Mind-controlled tech: Is it possible?
Thought-controlled devices seem exciting and sci-fi, but it does mean having a chip in your head.
Some people worry that there’s too much technology in our lives. And they may have a point, given how countless people now carry the internet around in their pocket and use it as a primary form of communication. But even if you avoid smartphone use, it’s still practically impossible to shun technology in our world. There are computer chips in our watches, our cars, our light switches, even our pets! Where will it end?
Well, if certain people have their way, it’ll go even further. We’ll have microchips implanted into our brains that can interact with the computers around us by thought alone. It may sound like something from the more hardcore end of science fiction, but it’s very much a possibility. And if Elon Musk’s recent claims regarding his Neuralink company prove valid (which is… questionable), it could soon be the reality for a great many people.
Musk is just the latest and most obvious example of someone hoping to make a big breakthrough with computer-controlling chips in the brain.
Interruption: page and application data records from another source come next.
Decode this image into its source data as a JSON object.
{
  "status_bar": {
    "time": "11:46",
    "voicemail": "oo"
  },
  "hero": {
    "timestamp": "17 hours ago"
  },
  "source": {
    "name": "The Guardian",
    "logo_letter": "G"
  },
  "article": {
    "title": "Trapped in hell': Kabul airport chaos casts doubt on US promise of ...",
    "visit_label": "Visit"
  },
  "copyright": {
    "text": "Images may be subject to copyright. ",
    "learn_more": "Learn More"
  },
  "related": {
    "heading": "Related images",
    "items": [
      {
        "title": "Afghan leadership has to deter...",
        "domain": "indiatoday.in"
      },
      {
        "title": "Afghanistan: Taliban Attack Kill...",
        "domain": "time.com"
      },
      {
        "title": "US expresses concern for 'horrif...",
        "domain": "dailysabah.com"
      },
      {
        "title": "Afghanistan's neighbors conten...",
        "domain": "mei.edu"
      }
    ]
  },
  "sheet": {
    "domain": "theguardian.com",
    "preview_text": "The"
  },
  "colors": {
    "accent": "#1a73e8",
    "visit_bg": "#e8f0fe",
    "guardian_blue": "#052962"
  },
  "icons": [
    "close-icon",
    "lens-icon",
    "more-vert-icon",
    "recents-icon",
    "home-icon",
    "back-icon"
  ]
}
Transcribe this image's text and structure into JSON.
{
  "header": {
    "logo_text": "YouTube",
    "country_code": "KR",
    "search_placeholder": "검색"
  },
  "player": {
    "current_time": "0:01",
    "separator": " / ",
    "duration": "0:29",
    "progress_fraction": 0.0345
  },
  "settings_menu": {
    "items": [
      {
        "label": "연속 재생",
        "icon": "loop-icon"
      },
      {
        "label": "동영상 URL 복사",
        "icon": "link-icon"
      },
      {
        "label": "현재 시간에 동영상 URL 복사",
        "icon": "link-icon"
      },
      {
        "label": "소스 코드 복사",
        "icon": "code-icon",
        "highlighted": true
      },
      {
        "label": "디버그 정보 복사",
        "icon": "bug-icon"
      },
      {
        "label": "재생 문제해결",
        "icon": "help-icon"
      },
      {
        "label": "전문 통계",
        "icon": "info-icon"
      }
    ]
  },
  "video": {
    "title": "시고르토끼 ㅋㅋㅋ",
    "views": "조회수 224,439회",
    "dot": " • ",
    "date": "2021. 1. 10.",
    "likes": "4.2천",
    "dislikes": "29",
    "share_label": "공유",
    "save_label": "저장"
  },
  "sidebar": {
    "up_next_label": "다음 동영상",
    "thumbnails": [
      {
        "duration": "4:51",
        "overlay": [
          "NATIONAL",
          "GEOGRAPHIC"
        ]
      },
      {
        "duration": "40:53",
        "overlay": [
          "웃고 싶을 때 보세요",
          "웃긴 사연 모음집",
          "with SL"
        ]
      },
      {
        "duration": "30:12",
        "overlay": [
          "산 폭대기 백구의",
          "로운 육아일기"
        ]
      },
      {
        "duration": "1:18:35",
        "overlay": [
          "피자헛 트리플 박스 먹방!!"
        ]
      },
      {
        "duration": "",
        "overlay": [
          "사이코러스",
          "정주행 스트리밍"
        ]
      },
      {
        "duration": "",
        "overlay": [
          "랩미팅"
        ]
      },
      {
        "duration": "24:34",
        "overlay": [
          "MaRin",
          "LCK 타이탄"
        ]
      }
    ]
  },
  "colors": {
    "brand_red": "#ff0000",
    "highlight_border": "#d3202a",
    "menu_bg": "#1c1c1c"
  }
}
Such technology, in various guises, has been around for quite some time. So, what does the future of brain-computer interfaces via microchips implanted in our cortex actually look like?
In many ways, things look quite promising.
Thanks to their ability to send and receive information remotely via computers, microchips and other related devices have long been inserted into brains to record, transmit, stimulate, or even block activity in specific neurological locations.
For example, arrays of electrodes have been implanted in the brains of epilepsy patients to better record and even predict the atypical neurological activity that leads to seizures. Similarly, deep-brain stimulation, via implanted devices that induce activity in key brain regions, is an established treatment for things like Parkinson’s disease, and is even being looked into for disorders like depression.
Then there are the people who end up with some form of paralysis after an experience that leaves them with nerve damage. Their nerves are no longer capable of relaying signals from their (typically intact and fully functional) brains to their muscles and limbs.
More like this
Brain implants can increasingly provide a technical workaround, meaning chips can detect and transmit the necessary signals to re-establish a sense of touch, allow complex arm movements, or convey thoughts to a computer, allowing a form of conscious communication. Such interventions have only become more impressive and elaborate as technology and processing power has advanced.
Still, it’s one thing to do this for people who can’t use their own limbs or communicate voluntarily; in those cases, it’s worth the time and effort, as it’s genuinely helping them recover some degree of autonomy, or quality of life. But it’s very different to installing such devices in healthy individuals.
There are, undeniably, many hurdles that need to be cleared before brain-computer interfaces become an everyday reality. One is that every brain is technically unique, having developed in its own way via the individual’s life experiences.
So, the particular patterns of activity in one brain that represent even basic things like up and down, or specific words, need not be the same in another. And you’d need to know exactly what the activity in the brain means before you implant chips that read and react to it.
And that’s before we get to figuring out the more complex instructions for things like driving cars or playing video games. Translating brain activity for such things into machine-readable information is a big ask.
Then there are the practical concerns, not least of which is what these chips will be made of. The inside of the brain is a mass of highly reactive chemicals and electrical activity.
Implants would need to be inert enough to not upset the delicate processes by their presence, but also sensitive enough to read and process the activity around them. Current technology has made impressive progress with this, but if it were to be rolled out to millions of people, we’d need to be 100 per cent certain that it’s safe and durable.
But the question that really needs answering is, how many people will actually want to have technology literally inserted into their cortex? A surprising 60 per cent of Americans say they’d be okay with it, but that’s when it’s purely hypothetical.
In reality, the prospect of having strangers drill into your skull and stick chips in your brain is likely to prove unpalatable, especially for a population where millions get furious at fictional microchips in vaccines, and even more are terrified of dentists.
Again, technology exists to solve this dilemma too: some complex brain implants can now be inserted via blood vessels, removing the need to drill into someone’s skull. But the options here are limited.
Ultimately, the technology behind computer-brain interface implants is more advanced and impressive than most people realise. But we’re still a long way from the point where it’s more practical and convenient than just using your hands.
Dean is a neuroscientist, author, blogger, occasional comedian and all-round ‘science guy’. He is the author of the the popular Guardian Science blog ‘Brain Flapping’ (now ‘Brain Yapping’ on the Cosmic Shambles Network with accompanying podcast), the bestselling books The Idiot Brain and The Happy Brain, and his first book aimed at teens, Why Your Parents Are Driving You Up the Wall and What To Do About It.
- Try your first 6 issues for just £9.99 when you subscribe to BBC Science Focus Magazine.
- Risk - free offer! Cancel at any time when you subscribe via Direct Debit.
- FREE UK delivery.
- Stay up to date with the latest developments in the worlds of science and technology.